I had no idea how many gigabytes I was consuming. Apparently streaming video uses them up quite quickly. Basically, in the last two months, I ended up paying $350 to watch recently-aired and long-gone TV shows – actual retail value, about $1.89.

I swore off Hulu – at least until I get into a situation where my gigabytes are unlimited – and decided I had better, after eight months, make an effort to understand my wireless package.

Checking into things, I found that the contract I had signed was for 5 gigabytes of wireless mobile Internet a month. I still don’t know what a gigabyte is, and I’m pretty sure I don’t want to. Life is too short for that, and I fear that if I used my brain to figure it out, other more important and interesting things might get squeezed out and lost in the process, like recipes and passwords.

Having spent major hunks of my life holding on the phone for Verizon representatives – the ones tied up with other customers, and who will be with you shortly, and to whom your call is very important – I tried to fix things online, thereby using up more of this month’s rapidly dwindling supply of gigabytes, and going over the gigabyte limit for a third straight month.

I managed to find my laptop’s cell phone number, which is different from my cell phone number, entered it and clicked on “forgot password.” It said a new temporary password would be sent as a text to my laptop’s cell number. Having no idea my laptop could receive text messages, or where they might show up, that didn’t help me at all.

There was one more option, answering my “secret question.” I clicked on it, and it told me I didn’t have a “secret question,” but could create one. But I could only create one after being logged in.

When a box popped up offering me an opportunity to chat with a Verizon representative, I clicked on it, then waited 15 minutes for the person or robot on the other end to type something in. No longer is the telephone the only place you can be put on hold. Eventually, a conversation started. I explained my problem in full, as the gigagbyte meter kept ticking. She regretted being unable to help me and gave me a phone number to call. I called Verizon, and waited on hold for another 15 minutes. A representative finally came on the line, and that was the moment my cell phone (its service coming from AT&T) unexplainedly turned itself off. It has been doing that a lot lately.

I called Verizon back, waited again and was all ready to yell at whoever was unlucky enough to field my call.

Jodi, though, felt my pain. Better yet, she said she knew how to stop it. She signed me up for the same amount of gigabytes for $50 a month, and said she’d send me – for free – the equipment I needed to become my own wi-fi mobile hot spot.

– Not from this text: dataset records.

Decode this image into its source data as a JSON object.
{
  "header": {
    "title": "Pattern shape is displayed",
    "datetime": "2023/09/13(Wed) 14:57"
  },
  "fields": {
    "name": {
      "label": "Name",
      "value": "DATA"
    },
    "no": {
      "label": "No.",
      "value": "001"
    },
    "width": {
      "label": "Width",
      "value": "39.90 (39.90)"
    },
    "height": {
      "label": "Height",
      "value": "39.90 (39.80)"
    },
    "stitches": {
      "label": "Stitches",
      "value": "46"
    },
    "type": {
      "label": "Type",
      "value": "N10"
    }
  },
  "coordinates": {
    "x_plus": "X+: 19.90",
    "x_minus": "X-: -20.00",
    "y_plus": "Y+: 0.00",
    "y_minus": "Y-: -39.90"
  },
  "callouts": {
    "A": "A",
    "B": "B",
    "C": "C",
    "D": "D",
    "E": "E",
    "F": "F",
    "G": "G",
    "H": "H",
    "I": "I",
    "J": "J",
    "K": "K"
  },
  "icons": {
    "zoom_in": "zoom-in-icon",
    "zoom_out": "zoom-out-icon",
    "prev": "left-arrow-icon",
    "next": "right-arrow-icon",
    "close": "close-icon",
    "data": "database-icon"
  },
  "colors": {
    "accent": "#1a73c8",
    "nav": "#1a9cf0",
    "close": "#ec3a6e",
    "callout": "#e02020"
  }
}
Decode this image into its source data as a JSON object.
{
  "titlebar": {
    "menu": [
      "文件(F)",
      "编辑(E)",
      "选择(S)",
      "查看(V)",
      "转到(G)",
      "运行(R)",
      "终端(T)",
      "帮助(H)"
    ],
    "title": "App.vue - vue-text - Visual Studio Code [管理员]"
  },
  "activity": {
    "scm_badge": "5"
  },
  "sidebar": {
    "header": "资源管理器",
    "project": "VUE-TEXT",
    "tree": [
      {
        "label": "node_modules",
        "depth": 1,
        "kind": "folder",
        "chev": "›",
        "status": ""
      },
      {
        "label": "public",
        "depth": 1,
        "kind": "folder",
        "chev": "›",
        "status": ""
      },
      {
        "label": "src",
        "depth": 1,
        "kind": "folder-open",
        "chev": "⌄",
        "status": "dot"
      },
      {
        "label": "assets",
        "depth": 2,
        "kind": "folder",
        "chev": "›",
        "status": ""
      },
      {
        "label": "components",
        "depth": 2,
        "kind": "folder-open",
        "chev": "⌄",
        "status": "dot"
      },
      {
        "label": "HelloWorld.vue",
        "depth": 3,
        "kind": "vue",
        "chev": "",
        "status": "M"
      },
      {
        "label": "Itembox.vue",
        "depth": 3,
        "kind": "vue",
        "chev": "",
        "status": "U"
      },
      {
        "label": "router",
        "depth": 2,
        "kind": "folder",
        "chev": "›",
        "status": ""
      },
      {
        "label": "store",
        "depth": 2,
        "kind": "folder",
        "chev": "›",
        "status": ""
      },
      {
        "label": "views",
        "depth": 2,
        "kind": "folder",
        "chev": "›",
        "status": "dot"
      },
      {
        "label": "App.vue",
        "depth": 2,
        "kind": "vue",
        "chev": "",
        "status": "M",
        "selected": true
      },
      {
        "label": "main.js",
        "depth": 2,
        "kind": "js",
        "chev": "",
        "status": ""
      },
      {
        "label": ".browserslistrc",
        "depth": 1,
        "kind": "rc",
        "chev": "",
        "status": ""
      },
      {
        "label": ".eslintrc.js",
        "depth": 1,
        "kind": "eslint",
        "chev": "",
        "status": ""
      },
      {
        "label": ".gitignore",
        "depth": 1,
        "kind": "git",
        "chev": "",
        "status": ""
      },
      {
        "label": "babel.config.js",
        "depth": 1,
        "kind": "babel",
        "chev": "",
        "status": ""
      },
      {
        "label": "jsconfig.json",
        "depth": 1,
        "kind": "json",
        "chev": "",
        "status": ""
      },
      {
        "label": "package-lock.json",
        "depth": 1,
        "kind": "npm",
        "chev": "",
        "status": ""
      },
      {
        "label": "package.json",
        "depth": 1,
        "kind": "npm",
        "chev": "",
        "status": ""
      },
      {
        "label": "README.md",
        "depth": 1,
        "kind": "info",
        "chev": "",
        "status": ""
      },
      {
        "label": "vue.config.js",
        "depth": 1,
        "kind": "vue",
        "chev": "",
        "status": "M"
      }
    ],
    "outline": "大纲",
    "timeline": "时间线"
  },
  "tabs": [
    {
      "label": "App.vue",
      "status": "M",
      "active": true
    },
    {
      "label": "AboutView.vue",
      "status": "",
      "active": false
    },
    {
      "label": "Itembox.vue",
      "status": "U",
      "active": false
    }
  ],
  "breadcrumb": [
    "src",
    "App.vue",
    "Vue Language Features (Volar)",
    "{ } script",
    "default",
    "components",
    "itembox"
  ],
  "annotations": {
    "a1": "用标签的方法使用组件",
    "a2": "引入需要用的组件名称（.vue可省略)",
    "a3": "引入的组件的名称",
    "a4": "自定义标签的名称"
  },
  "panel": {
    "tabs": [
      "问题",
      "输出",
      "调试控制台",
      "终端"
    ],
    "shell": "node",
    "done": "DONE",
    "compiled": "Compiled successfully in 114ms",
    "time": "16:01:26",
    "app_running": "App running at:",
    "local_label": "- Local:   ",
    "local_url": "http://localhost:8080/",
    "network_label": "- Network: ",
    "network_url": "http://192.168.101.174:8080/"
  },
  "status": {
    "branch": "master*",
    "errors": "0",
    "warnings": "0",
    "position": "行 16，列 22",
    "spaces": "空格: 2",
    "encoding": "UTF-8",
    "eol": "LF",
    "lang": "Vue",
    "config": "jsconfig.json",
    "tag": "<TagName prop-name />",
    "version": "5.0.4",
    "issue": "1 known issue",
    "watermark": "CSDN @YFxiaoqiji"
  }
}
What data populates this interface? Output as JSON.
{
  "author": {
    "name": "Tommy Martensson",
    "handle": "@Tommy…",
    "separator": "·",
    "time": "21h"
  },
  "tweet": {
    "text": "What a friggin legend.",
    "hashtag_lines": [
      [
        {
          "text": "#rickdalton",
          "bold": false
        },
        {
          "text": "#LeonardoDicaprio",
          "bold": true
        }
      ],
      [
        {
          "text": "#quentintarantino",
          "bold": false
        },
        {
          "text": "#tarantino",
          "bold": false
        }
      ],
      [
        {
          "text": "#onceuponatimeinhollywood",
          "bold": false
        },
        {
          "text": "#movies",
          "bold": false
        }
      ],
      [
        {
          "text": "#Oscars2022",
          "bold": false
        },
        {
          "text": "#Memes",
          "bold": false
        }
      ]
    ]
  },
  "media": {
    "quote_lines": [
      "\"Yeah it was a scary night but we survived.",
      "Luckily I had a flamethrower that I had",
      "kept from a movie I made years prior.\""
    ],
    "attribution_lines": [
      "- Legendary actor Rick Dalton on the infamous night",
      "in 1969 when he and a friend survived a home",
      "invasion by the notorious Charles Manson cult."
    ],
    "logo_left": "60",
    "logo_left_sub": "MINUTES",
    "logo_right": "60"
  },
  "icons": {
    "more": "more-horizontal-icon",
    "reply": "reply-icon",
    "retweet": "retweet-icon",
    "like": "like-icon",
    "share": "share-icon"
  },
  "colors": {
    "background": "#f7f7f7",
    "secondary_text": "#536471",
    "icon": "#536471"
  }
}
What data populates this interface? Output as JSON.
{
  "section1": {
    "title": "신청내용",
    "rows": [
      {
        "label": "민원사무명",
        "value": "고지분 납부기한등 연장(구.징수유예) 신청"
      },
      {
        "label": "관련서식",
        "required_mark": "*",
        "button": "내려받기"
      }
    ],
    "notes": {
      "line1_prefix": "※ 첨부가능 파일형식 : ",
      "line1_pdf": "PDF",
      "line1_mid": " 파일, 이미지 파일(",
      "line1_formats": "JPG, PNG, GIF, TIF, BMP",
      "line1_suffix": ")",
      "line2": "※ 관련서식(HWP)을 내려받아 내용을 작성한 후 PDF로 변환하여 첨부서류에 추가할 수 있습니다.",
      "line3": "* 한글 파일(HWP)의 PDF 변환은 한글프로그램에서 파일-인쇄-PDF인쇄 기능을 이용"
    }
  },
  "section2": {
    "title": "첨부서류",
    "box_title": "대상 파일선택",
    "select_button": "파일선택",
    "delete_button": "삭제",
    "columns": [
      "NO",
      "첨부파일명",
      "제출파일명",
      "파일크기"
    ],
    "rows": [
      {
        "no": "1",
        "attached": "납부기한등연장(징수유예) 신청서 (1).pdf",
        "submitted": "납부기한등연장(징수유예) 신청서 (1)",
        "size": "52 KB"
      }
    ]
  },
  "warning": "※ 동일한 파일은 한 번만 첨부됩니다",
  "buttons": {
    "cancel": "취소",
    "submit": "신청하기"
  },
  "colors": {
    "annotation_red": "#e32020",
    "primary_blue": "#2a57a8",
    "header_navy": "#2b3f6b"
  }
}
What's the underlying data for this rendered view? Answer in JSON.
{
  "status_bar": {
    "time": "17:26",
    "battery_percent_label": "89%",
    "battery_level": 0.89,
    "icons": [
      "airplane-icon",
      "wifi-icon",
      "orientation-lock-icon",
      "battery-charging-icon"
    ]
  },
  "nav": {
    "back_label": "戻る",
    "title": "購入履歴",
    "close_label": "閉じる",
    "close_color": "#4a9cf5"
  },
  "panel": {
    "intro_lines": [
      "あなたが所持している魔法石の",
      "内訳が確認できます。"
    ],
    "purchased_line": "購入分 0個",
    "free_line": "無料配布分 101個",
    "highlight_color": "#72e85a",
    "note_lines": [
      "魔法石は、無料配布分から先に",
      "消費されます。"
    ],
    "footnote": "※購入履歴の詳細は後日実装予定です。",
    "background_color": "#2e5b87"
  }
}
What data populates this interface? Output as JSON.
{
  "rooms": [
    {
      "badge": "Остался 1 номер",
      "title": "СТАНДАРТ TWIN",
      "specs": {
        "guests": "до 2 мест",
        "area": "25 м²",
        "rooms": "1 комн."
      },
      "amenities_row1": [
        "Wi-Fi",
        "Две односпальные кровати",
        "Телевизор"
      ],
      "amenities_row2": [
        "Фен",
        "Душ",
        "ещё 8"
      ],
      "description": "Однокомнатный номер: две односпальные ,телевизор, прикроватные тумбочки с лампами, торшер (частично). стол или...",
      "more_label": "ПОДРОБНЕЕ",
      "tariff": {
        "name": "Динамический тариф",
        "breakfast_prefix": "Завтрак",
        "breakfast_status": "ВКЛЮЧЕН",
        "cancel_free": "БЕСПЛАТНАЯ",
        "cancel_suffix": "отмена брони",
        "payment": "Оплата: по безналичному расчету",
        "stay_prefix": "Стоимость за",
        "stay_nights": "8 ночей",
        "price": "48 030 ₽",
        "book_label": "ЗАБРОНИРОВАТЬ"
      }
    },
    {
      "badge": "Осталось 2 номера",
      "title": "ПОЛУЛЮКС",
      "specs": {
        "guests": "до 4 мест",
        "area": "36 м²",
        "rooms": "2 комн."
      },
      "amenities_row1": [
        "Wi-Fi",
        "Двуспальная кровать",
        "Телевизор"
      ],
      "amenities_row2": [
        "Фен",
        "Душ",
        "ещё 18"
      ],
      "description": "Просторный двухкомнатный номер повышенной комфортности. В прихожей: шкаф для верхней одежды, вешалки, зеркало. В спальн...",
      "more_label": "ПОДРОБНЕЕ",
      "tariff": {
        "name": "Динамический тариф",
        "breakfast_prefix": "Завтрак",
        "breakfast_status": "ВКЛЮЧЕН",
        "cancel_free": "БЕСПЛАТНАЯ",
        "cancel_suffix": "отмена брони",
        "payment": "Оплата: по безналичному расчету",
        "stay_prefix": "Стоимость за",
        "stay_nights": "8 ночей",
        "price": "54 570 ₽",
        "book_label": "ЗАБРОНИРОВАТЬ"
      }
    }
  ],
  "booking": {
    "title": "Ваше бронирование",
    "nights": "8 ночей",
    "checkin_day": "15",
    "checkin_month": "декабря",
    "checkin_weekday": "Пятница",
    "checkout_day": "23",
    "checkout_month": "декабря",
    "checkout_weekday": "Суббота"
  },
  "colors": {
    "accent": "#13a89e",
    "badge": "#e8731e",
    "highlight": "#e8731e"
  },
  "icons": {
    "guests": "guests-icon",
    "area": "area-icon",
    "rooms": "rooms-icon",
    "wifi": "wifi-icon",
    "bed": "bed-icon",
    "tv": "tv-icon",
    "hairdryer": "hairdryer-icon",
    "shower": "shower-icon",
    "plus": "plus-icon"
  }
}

That had never been my goal and life, but free is free.

Not understanding why Verizon would give me something for free that would enable me to use the Internet for free – and not having the vaguest notion of the difference between wi-fi and what I already have — I repeatedly asked her, “what’s the catch?” She said, quite soothingly, there was none. She said the equipment – about the size of a credit card — would arrive the next day, and she would call me and help me hook it up.

For a while, I wasn’t angry at the company. I was, temporarily, Verizon ireless – even though I still owed $400.

The next day, the equipment didn’t arrive, and Jodi didn’t call. Two more days passed without receiving or hearing anything. (If you’re asking why not just call Verizon and tell them, you’ve never called Verizon.) After a week had passed, I decided to go to the Verizon Wireless store near where I live, figuring I could get the thingamajig from them.

They said they’d be happy to help me out and asked for my Verizon Wireless phone number, which I didn’t have with me. I went home to find it, and in the few minutes my car was on the street, got a $52 parking ticket.

That left me so depressed I decided to take a nap. The next day I went back to the store with the number, and explained everything again. They tried to sign me up for a second cell phone line, but I explained that’s not what I wanted. I told them I’d been promised a free device that would operate through my existing line and, somehow, provide me free wi-fi. How, I didn’t care. I just wanted to stop that sand-through-the-hourglass feeling everytime I went online.

The staff at the Verizon Wireless store decided to call Verizon customer service, and I got to watch a Verizon employee while he was on hold with Verizon. Normally that would have been sweet justice – something I could have watched and smiled at all day — but I was in a hurry.  He got off the phone, went to the computer and determined the device had been delivered. The information on the screen, unfortunately, didn’t include what address it was delivered to, only the name of the person who signed for it, M. Anderson.

I don’t know any M. Anderson.

I checked with my temporary neighbors, determining neither of them was M. Anderson.

I drove to my old house, in case it had been accidentally sent there. But the new resident, Mike, wasn’t an Anderson. I checked next door to my old house, where I knew Melanie – but not her last name. She wasn’t an Anderson either.

So, if you’re reading this, M. Anderson, wherever you are, please bring me my whatchmacallit so I can conserve my giggetybytes, maintain my position on the cutting edge of communications technology, and perhaps catch another 25-year-old episode of The A-Team.


Comment from Stumpy and Cyndi
Time February 14, 2011 at 10:04 am

I’m feeling your pain! As for conserving gigabytes, no watching, uploading, downloading video’s, hulu, or streaming anything. If you DO go over you can call Verizon and upgrade your plan for a month. You can also put it on hold for up to 6 months at a time, and not pay a thing.

Ask me how I know all this?

Happy tails!
Stumpy and me

Comment from jwoestendiek
Time February 14, 2011 at 10:05 am

How do you know all this?

Comment from Sue
Time February 14, 2011 at 11:47 am

It took me almost 20 minutes to read this (and I’m a fast reader.) I was laughing so hard I had to find kleenex for the tears. I’m in the middle of a satellite internet switchover to broadband. Different companies. Different issues. Very, very, similar pain. Good Luck and may the force be with you!

Comment from Lydia
Time February 14, 2011 at 1:40 pm

John, so sorry for you pain but I truly, truly understand. I had been without a cell phone since Oct. At first it was nice, but then everyone started getting annoyed then angry with me so I decided to opt for my “upgrade” (had the previous phone for almost 5 years) … after over 25 calls, hours upon days on hold, lost count of reps and their names after 34 (some calls required I speak with 3 different people), a defective phone, loss of upgrade and STILL being charged for usage I didn’t use, I finally received one that seems to work, so far (4 days). As for TV (which is available on my phone), I was told to forget it because AT&T will not offer it after March 31 anyway … so I guess I’m safe from giga-drain.

Comment from Carl Bryant
Time February 16, 2011 at 11:39 pm

I am thoroughly convinced that all of the ‘communication’ companies have as a central spoke of their business plan a ‘torture the customer’ mantra. On the past 12 months I’ve had maddening customer disservice experiences with Verizon (just try to cancel service), DirecTV (if serviceman never shows how can we have a contract), AT&T (4.5 hour 611 call to fix my Blackberry), Clearwire (we can’t charge that little even though it is in writing), Comcast (sure 3 DVRs in a row don’t work, drive all the way over here to pick up your 4th) and CenturyTel (how can I have a cancellation fee if I only called in to get pricing.). I do know what a gB is though.